Source material:
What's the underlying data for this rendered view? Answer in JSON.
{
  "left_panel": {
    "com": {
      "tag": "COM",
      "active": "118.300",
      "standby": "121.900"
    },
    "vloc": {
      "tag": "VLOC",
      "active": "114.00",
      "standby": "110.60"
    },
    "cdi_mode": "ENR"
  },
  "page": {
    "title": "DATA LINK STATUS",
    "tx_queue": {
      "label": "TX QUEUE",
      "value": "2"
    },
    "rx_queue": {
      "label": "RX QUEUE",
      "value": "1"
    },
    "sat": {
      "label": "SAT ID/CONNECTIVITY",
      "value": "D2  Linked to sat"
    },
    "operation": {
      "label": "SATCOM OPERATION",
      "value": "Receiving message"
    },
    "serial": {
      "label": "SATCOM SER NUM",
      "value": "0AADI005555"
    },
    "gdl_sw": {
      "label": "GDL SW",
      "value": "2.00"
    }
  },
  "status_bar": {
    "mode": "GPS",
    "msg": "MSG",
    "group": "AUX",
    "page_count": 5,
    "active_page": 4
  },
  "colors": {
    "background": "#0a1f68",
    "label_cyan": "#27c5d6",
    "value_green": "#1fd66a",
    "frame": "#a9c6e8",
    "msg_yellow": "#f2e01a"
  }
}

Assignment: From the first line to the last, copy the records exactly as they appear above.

Finished task:
What's the underlying data for this rendered view? Answer in JSON.
{
  "left_panel": {
    "com": {
      "tag": "COM",
      "active": "118.300",
      "standby": "121.900"
    },
    "vloc": {
      "tag": "VLOC",
      "active": "114.00",
      "standby": "110.60"
    },
    "cdi_mode": "ENR"
  },
  "page": {
    "title": "DATA LINK STATUS",
    "tx_queue": {
      "label": "TX QUEUE",
      "value": "2"
    },
    "rx_queue": {
      "label": "RX QUEUE",
      "value": "1"
    },
    "sat": {
      "label": "SAT ID/CONNECTIVITY",
      "value": "D2  Linked to sat"
    },
    "operation": {
      "label": "SATCOM OPERATION",
      "value": "Receiving message"
    },
    "serial": {
      "label": "SATCOM SER NUM",
      "value": "0AADI005555"
    },
    "gdl_sw": {
      "label": "GDL SW",
      "value": "2.00"
    }
  },
  "status_bar": {
    "mode": "GPS",
    "msg": "MSG",
    "group": "AUX",
    "page_count": 5,
    "active_page": 4
  },
  "colors": {
    "background": "#0a1f68",
    "label_cyan": "#27c5d6",
    "value_green": "#1fd66a",
    "frame": "#a9c6e8",
    "msg_yellow": "#f2e01a"
  }
}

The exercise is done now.